Excluding any images, copy all of the lines below precisely as written.

App and web page records
#####
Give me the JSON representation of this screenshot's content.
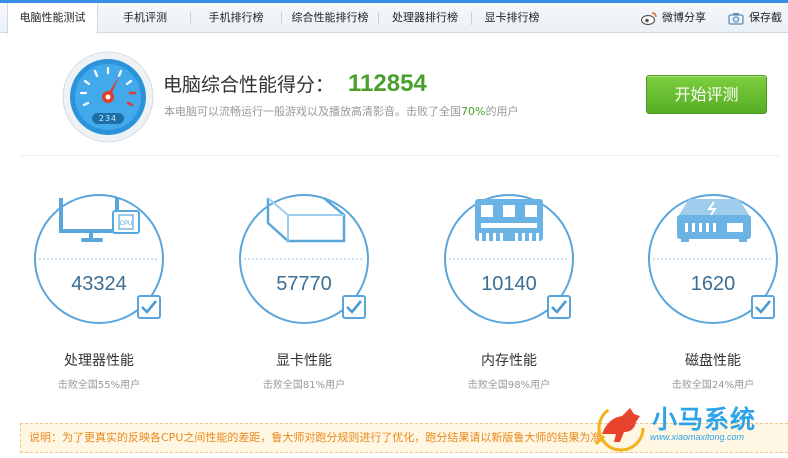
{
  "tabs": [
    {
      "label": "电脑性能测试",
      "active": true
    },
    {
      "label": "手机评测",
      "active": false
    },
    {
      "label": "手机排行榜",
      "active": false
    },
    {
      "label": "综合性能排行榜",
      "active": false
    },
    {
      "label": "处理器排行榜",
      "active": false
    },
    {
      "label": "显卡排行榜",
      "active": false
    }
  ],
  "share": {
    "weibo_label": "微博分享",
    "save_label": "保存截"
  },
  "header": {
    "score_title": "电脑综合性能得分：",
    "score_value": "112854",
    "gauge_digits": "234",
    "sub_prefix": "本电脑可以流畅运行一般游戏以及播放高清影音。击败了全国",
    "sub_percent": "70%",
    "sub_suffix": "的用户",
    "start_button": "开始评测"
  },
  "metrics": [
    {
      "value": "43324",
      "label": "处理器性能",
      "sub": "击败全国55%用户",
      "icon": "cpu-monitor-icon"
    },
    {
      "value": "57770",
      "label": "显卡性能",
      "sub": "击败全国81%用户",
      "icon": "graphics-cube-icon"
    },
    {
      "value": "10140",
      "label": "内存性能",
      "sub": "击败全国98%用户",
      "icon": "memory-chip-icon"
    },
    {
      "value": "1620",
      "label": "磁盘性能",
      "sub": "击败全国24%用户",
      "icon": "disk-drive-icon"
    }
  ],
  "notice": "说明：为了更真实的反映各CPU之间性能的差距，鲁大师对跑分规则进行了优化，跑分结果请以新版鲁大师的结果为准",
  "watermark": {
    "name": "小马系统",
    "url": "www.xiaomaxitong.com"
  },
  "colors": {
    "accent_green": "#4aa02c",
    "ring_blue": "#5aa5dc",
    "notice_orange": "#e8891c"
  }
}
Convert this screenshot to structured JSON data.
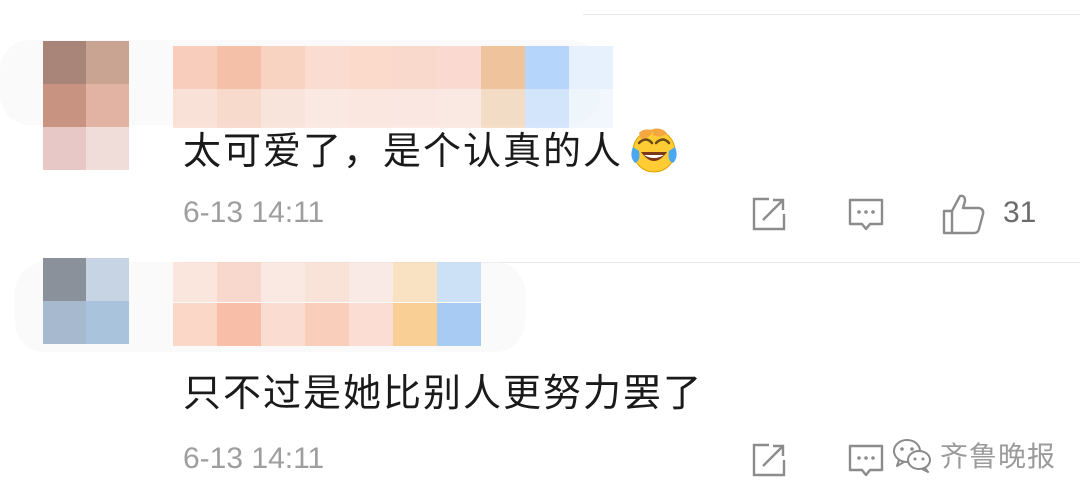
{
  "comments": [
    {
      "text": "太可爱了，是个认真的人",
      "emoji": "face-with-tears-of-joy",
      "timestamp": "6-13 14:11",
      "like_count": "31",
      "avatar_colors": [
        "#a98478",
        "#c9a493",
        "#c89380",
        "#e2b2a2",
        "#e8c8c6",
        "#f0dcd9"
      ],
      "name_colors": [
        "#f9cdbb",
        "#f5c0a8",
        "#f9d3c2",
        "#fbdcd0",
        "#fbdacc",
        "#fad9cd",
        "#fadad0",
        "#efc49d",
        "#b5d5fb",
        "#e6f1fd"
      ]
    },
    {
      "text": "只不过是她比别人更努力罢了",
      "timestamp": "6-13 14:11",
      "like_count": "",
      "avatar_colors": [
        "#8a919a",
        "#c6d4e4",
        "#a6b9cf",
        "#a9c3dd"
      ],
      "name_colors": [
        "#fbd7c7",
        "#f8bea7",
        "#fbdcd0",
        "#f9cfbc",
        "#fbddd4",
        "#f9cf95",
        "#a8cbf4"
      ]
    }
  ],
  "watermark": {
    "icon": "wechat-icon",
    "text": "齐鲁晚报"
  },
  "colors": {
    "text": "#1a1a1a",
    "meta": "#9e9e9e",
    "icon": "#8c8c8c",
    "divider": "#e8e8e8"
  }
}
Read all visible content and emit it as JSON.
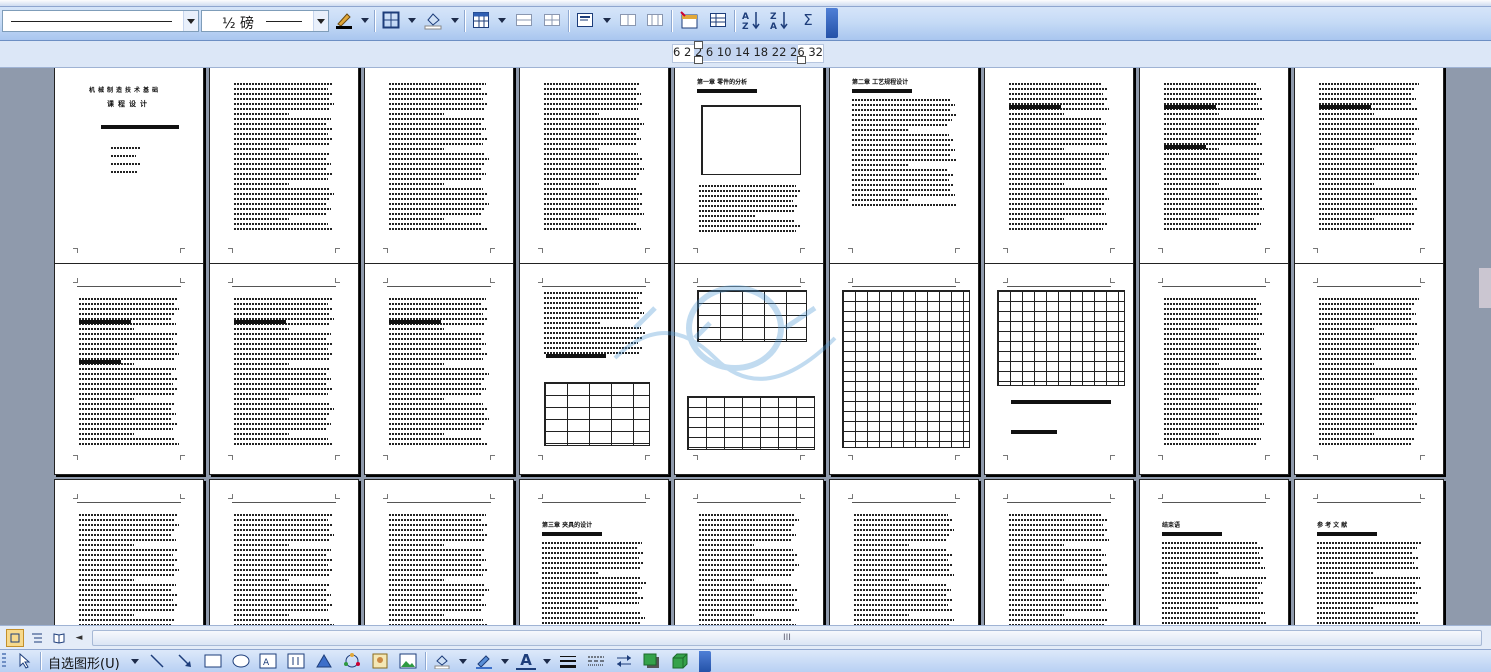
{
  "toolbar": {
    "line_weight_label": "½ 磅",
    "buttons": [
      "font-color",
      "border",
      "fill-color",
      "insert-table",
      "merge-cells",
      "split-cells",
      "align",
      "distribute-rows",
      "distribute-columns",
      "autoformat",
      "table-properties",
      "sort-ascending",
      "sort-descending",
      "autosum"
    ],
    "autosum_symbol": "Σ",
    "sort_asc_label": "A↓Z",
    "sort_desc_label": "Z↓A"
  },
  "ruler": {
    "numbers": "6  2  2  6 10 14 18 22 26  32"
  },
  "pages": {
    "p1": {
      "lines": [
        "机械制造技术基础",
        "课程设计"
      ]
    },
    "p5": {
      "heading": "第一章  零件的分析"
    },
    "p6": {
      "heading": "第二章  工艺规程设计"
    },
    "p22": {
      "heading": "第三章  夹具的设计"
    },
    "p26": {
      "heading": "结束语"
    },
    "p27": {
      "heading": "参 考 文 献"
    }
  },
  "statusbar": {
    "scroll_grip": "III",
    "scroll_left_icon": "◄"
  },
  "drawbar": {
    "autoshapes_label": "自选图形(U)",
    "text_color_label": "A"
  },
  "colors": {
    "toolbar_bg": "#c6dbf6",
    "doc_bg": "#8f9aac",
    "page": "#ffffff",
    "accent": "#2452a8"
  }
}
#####
### [EXERCISE RESULT]
Give me the JSON representation of this screenshot's content.
{
  "tabs": [
    {
      "label": "电脑性能测试",
      "active": true
    },
    {
      "label": "手机评测",
      "active": false
    },
    {
      "label": "手机排行榜",
      "active": false
    },
    {
      "label": "综合性能排行榜",
      "active": false
    },
    {
      "label": "处理器排行榜",
      "active": false
    },
    {
      "label": "显卡排行榜",
      "active": false
    }
  ],
  "share": {
    "weibo_label": "微博分享",
    "save_label": "保存截"
  },
  "header": {
    "score_title": "电脑综合性能得分：",
    "score_value": "112854",
    "gauge_digits": "234",
    "sub_prefix": "本电脑可以流畅运行一般游戏以及播放高清影音。击败了全国",
    "sub_percent": "70%",
    "sub_suffix": "的用户",
    "start_button": "开始评测"
  },
  "metrics": [
    {
      "value": "43324",
      "label": "处理器性能",
      "sub": "击败全国55%用户",
      "icon": "cpu-monitor-icon"
    },
    {
      "value": "57770",
      "label": "显卡性能",
      "sub": "击败全国81%用户",
      "icon": "graphics-cube-icon"
    },
    {
      "value": "10140",
      "label": "内存性能",
      "sub": "击败全国98%用户",
      "icon": "memory-chip-icon"
    },
    {
      "value": "1620",
      "label": "磁盘性能",
      "sub": "击败全国24%用户",
      "icon": "disk-drive-icon"
    }
  ],
  "notice": "说明：为了更真实的反映各CPU之间性能的差距，鲁大师对跑分规则进行了优化，跑分结果请以新版鲁大师的结果为准",
  "watermark": {
    "name": "小马系统",
    "url": "www.xiaomaxitong.com"
  },
  "colors": {
    "accent_green": "#4aa02c",
    "ring_blue": "#5aa5dc",
    "notice_orange": "#e8891c"
  }
}
Convert this screenshot to structured JSON data.
{
  "comments": [
    {
      "text": "太可爱了，是个认真的人",
      "emoji": "face-with-tears-of-joy",
      "timestamp": "6-13 14:11",
      "like_count": "31",
      "avatar_colors": [
        "#a98478",
        "#c9a493",
        "#c89380",
        "#e2b2a2",
        "#e8c8c6",
        "#f0dcd9"
      ],
      "name_colors": [
        "#f9cdbb",
        "#f5c0a8",
        "#f9d3c2",
        "#fbdcd0",
        "#fbdacc",
        "#fad9cd",
        "#fadad0",
        "#efc49d",
        "#b5d5fb",
        "#e6f1fd"
      ]
    },
    {
      "text": "只不过是她比别人更努力罢了",
      "timestamp": "6-13 14:11",
      "like_count": "",
      "avatar_colors": [
        "#8a919a",
        "#c6d4e4",
        "#a6b9cf",
        "#a9c3dd"
      ],
      "name_colors": [
        "#fbd7c7",
        "#f8bea7",
        "#fbdcd0",
        "#f9cfbc",
        "#fbddd4",
        "#f9cf95",
        "#a8cbf4"
      ]
    }
  ],
  "watermark": {
    "icon": "wechat-icon",
    "text": "齐鲁晚报"
  },
  "colors": {
    "text": "#1a1a1a",
    "meta": "#9e9e9e",
    "icon": "#8c8c8c",
    "divider": "#e8e8e8"
  }
}
Read all visible content and emit it as JSON.
{
  "toolbar": {
    "line_weight_label": "½ 磅",
    "buttons": [
      "font-color",
      "border",
      "fill-color",
      "insert-table",
      "merge-cells",
      "split-cells",
      "align",
      "distribute-rows",
      "distribute-columns",
      "autoformat",
      "table-properties",
      "sort-ascending",
      "sort-descending",
      "autosum"
    ],
    "autosum_symbol": "Σ",
    "sort_asc_label": "A↓Z",
    "sort_desc_label": "Z↓A"
  },
  "ruler": {
    "numbers": "6  2  2  6 10 14 18 22 26  32"
  },
  "pages": {
    "p1": {
      "lines": [
        "机械制造技术基础",
        "课程设计"
      ]
    },
    "p5": {
      "heading": "第一章  零件的分析"
    },
    "p6": {
      "heading": "第二章  工艺规程设计"
    },
    "p22": {
      "heading": "第三章  夹具的设计"
    },
    "p26": {
      "heading": "结束语"
    },
    "p27": {
      "heading": "参 考 文 献"
    }
  },
  "statusbar": {
    "scroll_grip": "III",
    "scroll_left_icon": "◄"
  },
  "drawbar": {
    "autoshapes_label": "自选图形(U)",
    "text_color_label": "A"
  },
  "colors": {
    "toolbar_bg": "#c6dbf6",
    "doc_bg": "#8f9aac",
    "page": "#ffffff",
    "accent": "#2452a8"
  }
}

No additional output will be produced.